Still, Vincent Collet's club could probably wipe the floor with the one that Jean-Pierre de Vincenzi coached to the podium at the most recent turn of the century. All told, the French can boast nine players with some connection to the NBA, though two (Yakhouba Diawara and Mickael Gelabale) have long since seen those ties severed and a third (Florient Pietrus).

Even so, that number would be 10 (seven, if you're only counting current NBAers) if Chicago Bulls big man Joakim Noah weren't hobbled by a left ankle injury.

Then again, things could be much worse for Les Bleus. They could be without Tony Parker, whose career was nearly jeopardized by an eye injury suffered during a New York nightclub row between Drake and Chris Brown.

Luckily for the French, the star point guard for the San Antonio Spurs will be ready to go on Sunday as part of a delegation includes six members of The Association, second among all national squads behind only Team USA.

And, depending on how you count the club affiliation of Spain's Rudy Fernandez (who's just signed on with Real Madrid), France has that spot all to its lonesome.

In any case, the French team will depend heavily on Parker's talents. Collet runs a system not unlike the one Gregg Popovich currently employs in San Antonio, in which movement away from the ball and Parker's ability to make plays are paramount to its success.

Goggles or no, Parker's signature quickness and craftiness should still be well intact. So long as he can dribble, pass and make the occasional shot, France's chances will be no worse for wear.

Les Bleus' chances aren't entirely tied to Parker, though. In fact, the bulk of the scoring load will likely come from their two young wings, Portland Trail Blazers swingman Nicolas Batum and soon-to-be-Spurs guard Nando De Colo. Batum is France's designated matchup nightmare—a skilled, versatile guard/forward whose game is perfectly suited to FIBA rules and can drain shots from all over the floor.

De Colo, though, may well be the most crucial to the French cause. As Grantland's Sebastian Pruiti points out in his pitch-perfect Olympic preview, De Colo is fully capable of manning either spot in the backcourt, due to his ability to distribute and shoot the ball with equal proficiency.

That skill set makes De Colo a tough player to predict for opposing defenses and, thus, a dangerous weapon for France to wield.

The French frontcourt is nothing for the basketball world to turn its nose up at either. Ronny Turiaf, Kevin Seraphin and Boris Diaw may not constitute the biggest or bulkiest bunch of forwards, but what they lack in sheer size, they make up for in hustle (Turiaf), length (Seraphin) and overall skill (Diaw).

With that particular consortium of talent, Les Bleus should have a clear path out of Group A and on to the knockout stage. Tunisia and Nigeria figure to finish at the bottom of the group, leaving France to duke it out with Team USA, Argentina and Lithuania among the other four spots.

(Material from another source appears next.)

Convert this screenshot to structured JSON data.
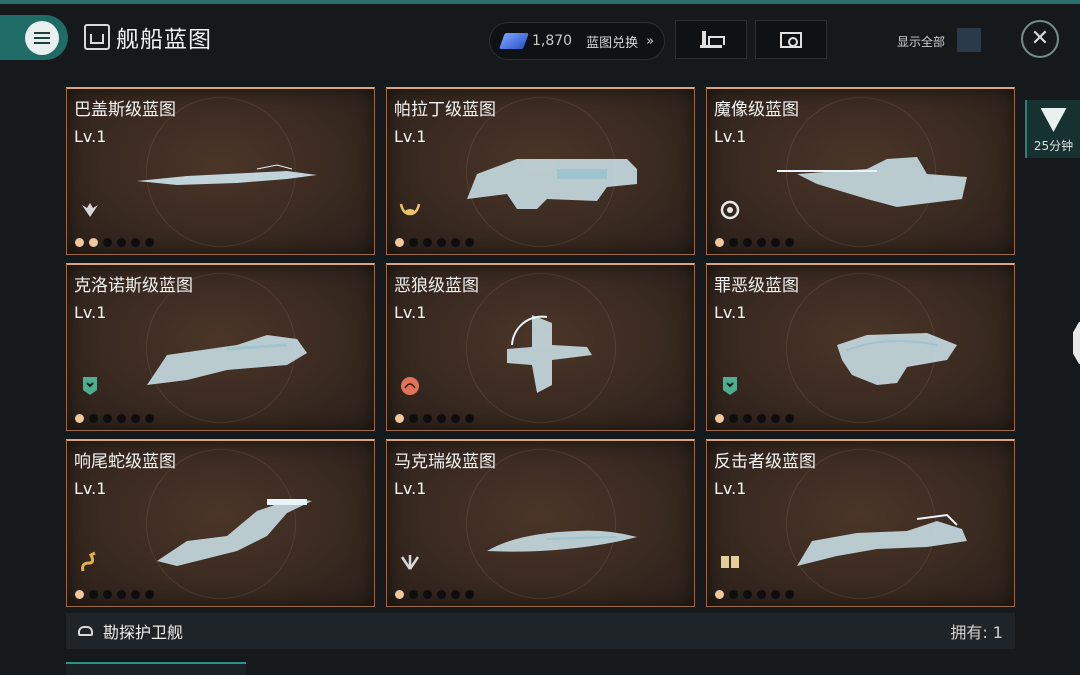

Once there, France may well find itself in position to leave London with a medal. A bronze for the French team should be within range, especially if it can score a quarterfinal tilt against one of the weaker qualifiers from Group B (i.e. Australia or China).

The gold medal, though, is too much to ask for, realistically speaking. The top prize is USA Basketball's to lose, with Spain, Argentina and Brazil pursuing silver.

Not that France can't or won't be knocking at Team USA's door during the gold medal game on August 12th. Rather, the fact that France is even in the discussion for a prize, after going a dozen years between Olympiads, is something of a victory in and of itself.

The world will have a much better idea of France's capabilities as a team when they go head-to-head with Team USA on Sunday. Chances are, what fans will find is a budding European basketball power ready for its long-awaited closeup on the Olympic stage.